“As land managers, we sometimes take extra measures to protect certain plants from hungry deer,” he said. “At Cedar Tree Neck Sanctuary, we are trying to restore a native but long lost tree, the Atlantic white cedar. As this tree is very palatable to deer, we’ve installed tree shelters around the cedars to prevent them from succumbing to the browsing of deer.”
Last year, the Island boards of health, with the support of their town selectmen, applied for and received a multi-year priority grant for a tick-borne disease community health initiative the Martha’s Vineyard Hospital funded through a state-required community health program.
The TBDC is made up of Island board of health members, physicians, and health and environmental management professionals. Tisbury board of health member Michael Loberg and Edgartown health agent Matt Poole are the committee’s co-chairmen. Its members are divided into two groups, a medical committee headed by Mr. Loberg and a tick committee headed by Mr. Poole.
The committee’s goal is to reduce the incidence of tick-borne illness on Martha’s Vineyard by six-fold, bringing it in line with that on Cape Cod.
In June, the TBDC sponsored 10 presentations to elementary grade students in Martha’s Vineyard Public Schools and the Martha’s Vineyard Public Charter School about ticks and Lyme disease as part of a community health initiative.

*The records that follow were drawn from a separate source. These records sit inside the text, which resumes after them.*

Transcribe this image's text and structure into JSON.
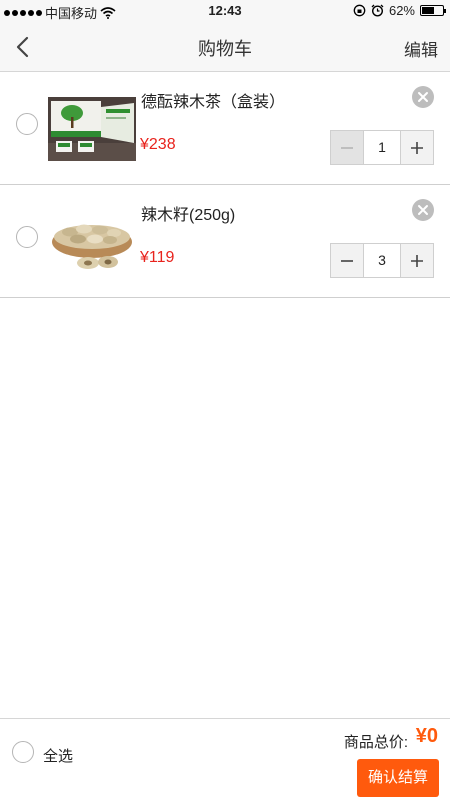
{
  "status_bar": {
    "carrier": "中国移动",
    "time": "12:43",
    "battery_percent": "62%",
    "battery_level": 0.62
  },
  "nav": {
    "title": "购物车",
    "edit_label": "编辑",
    "back_icon": "chevron-left-icon"
  },
  "items": [
    {
      "name": "德酝辣木茶（盒装）",
      "price": "¥238",
      "quantity": "1",
      "selected": false,
      "minus_disabled": true
    },
    {
      "name": "辣木籽(250g)",
      "price": "¥119",
      "quantity": "3",
      "selected": false,
      "minus_disabled": false
    }
  ],
  "footer": {
    "select_all_label": "全选",
    "total_label": "商品总价:",
    "total_value": "¥0",
    "checkout_label": "确认结算"
  },
  "colors": {
    "price_red": "#e8231d",
    "accent_orange": "#ff5a0d",
    "nav_background": "#f7f7f7"
  }
}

In a telephone conversation Monday, Mr. Poole said there is no question the size of the Island’s deer population has a direct relationship to deer tick numbers. To that extent, he said, the annual deer harvest is important to accomplishing the group’s goals. “The deer population provides a critical link to the whole tick life cycle,” Mr. Poole said, “and the whole tick-borne illness puzzle on the Vineyard.”
Profesor Sam Telford, an associate professor of infectious diseases at the Tufts University School of Veterinary Medicine and a well-known tick researcher who conducts field work on Nantucket and Martha’s Vineyard, is assisting the TBDC.
In numerous Island discussions he has highlighted deer numbers and landscape practices as critical factors in deer tick numbers.
Mr. Telford said deer tick numbers do not appear to be any different on Martha’s Vineyard this year, unlike those on the mainland where they were three to five times higher this fall, likely due to an increase in chipmunks and squirrels as a result of very heavy masting during 2010.
“These rodents fed a lot of nymphal deer ticks, which turned into the adult ticks,” he said in an email to The Times. “It did not hurt that the summer was wet and cooler, which helps tick survival.”
Mr. Telford said the annual deer harvest is the main mechanism for regulating the abundance of deer. “If deer were allowed to increase, there would be more deer ticks, more car-deer collisions, and more loss of plant diversity,” he said. “I would also argue that being able to harvest local resources may greatly help some families through these tough economic times.”